◆ WHAT THIS TASK INVOLVES: Give back the entries exactly as they read, leaving each image out.

━━━━━ DATA TO EXAMINE ━━━━━

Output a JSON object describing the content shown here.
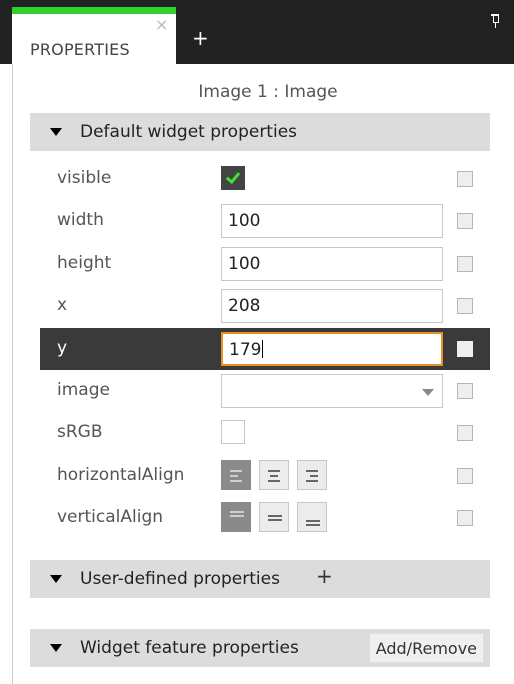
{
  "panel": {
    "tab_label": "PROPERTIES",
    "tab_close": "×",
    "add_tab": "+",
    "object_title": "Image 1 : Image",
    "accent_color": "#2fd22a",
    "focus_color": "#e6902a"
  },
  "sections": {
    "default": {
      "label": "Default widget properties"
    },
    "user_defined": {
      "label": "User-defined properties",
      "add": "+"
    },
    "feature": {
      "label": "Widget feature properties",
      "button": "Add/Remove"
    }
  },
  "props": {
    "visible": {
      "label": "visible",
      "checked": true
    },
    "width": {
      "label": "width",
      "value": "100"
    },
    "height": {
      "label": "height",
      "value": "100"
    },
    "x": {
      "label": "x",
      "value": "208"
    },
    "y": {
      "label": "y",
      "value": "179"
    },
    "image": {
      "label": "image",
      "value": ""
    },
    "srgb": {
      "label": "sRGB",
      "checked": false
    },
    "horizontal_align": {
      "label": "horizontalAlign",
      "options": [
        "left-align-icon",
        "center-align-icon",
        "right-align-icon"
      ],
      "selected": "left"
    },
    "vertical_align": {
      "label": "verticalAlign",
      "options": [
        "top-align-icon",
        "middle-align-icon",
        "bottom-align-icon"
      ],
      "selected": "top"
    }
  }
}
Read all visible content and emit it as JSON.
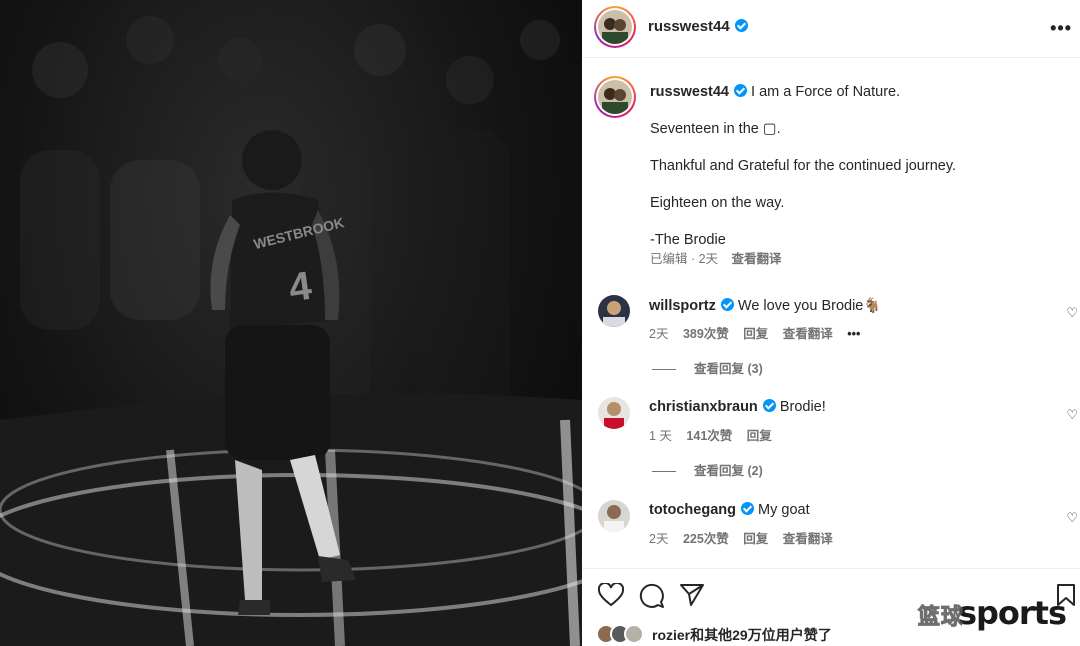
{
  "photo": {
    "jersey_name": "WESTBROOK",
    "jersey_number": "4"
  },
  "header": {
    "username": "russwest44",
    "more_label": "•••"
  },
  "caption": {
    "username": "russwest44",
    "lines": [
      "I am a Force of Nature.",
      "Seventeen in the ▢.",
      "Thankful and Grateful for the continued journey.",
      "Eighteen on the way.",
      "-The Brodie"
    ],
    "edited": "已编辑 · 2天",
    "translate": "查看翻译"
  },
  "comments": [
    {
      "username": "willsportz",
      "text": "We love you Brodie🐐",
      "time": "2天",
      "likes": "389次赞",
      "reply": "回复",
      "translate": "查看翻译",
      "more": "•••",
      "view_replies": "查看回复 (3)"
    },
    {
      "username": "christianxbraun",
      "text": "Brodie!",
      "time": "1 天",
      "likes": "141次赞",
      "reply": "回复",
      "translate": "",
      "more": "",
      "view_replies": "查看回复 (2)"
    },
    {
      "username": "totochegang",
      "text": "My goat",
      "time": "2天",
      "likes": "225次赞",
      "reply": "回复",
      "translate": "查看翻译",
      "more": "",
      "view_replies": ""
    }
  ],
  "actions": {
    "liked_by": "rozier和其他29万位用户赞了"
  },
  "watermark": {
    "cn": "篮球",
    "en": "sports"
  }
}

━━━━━

◆ RESPONSE AREA:
Output a JSON object describing the content shown here.
{
  "panel": {
    "tab_label": "PROPERTIES",
    "tab_close": "×",
    "add_tab": "+",
    "object_title": "Image 1 : Image",
    "accent_color": "#2fd22a",
    "focus_color": "#e6902a"
  },
  "sections": {
    "default": {
      "label": "Default widget properties"
    },
    "user_defined": {
      "label": "User-defined properties",
      "add": "+"
    },
    "feature": {
      "label": "Widget feature properties",
      "button": "Add/Remove"
    }
  },
  "props": {
    "visible": {
      "label": "visible",
      "checked": true
    },
    "width": {
      "label": "width",
      "value": "100"
    },
    "height": {
      "label": "height",
      "value": "100"
    },
    "x": {
      "label": "x",
      "value": "208"
    },
    "y": {
      "label": "y",
      "value": "179"
    },
    "image": {
      "label": "image",
      "value": ""
    },
    "srgb": {
      "label": "sRGB",
      "checked": false
    },
    "horizontal_align": {
      "label": "horizontalAlign",
      "options": [
        "left-align-icon",
        "center-align-icon",
        "right-align-icon"
      ],
      "selected": "left"
    },
    "vertical_align": {
      "label": "verticalAlign",
      "options": [
        "top-align-icon",
        "middle-align-icon",
        "bottom-align-icon"
      ],
      "selected": "top"
    }
  }
}
Read all visible content and emit it as JSON.
{
  "photo": {
    "jersey_name": "WESTBROOK",
    "jersey_number": "4"
  },
  "header": {
    "username": "russwest44",
    "more_label": "•••"
  },
  "caption": {
    "username": "russwest44",
    "lines": [
      "I am a Force of Nature.",
      "Seventeen in the ▢.",
      "Thankful and Grateful for the continued journey.",
      "Eighteen on the way.",
      "-The Brodie"
    ],
    "edited": "已编辑 · 2天",
    "translate": "查看翻译"
  },
  "comments": [
    {
      "username": "willsportz",
      "text": "We love you Brodie🐐",
      "time": "2天",
      "likes": "389次赞",
      "reply": "回复",
      "translate": "查看翻译",
      "more": "•••",
      "view_replies": "查看回复 (3)"
    },
    {
      "username": "christianxbraun",
      "text": "Brodie!",
      "time": "1 天",
      "likes": "141次赞",
      "reply": "回复",
      "translate": "",
      "more": "",
      "view_replies": "查看回复 (2)"
    },
    {
      "username": "totochegang",
      "text": "My goat",
      "time": "2天",
      "likes": "225次赞",
      "reply": "回复",
      "translate": "查看翻译",
      "more": "",
      "view_replies": ""
    }
  ],
  "actions": {
    "liked_by": "rozier和其他29万位用户赞了"
  },
  "watermark": {
    "cn": "篮球",
    "en": "sports"
  }
}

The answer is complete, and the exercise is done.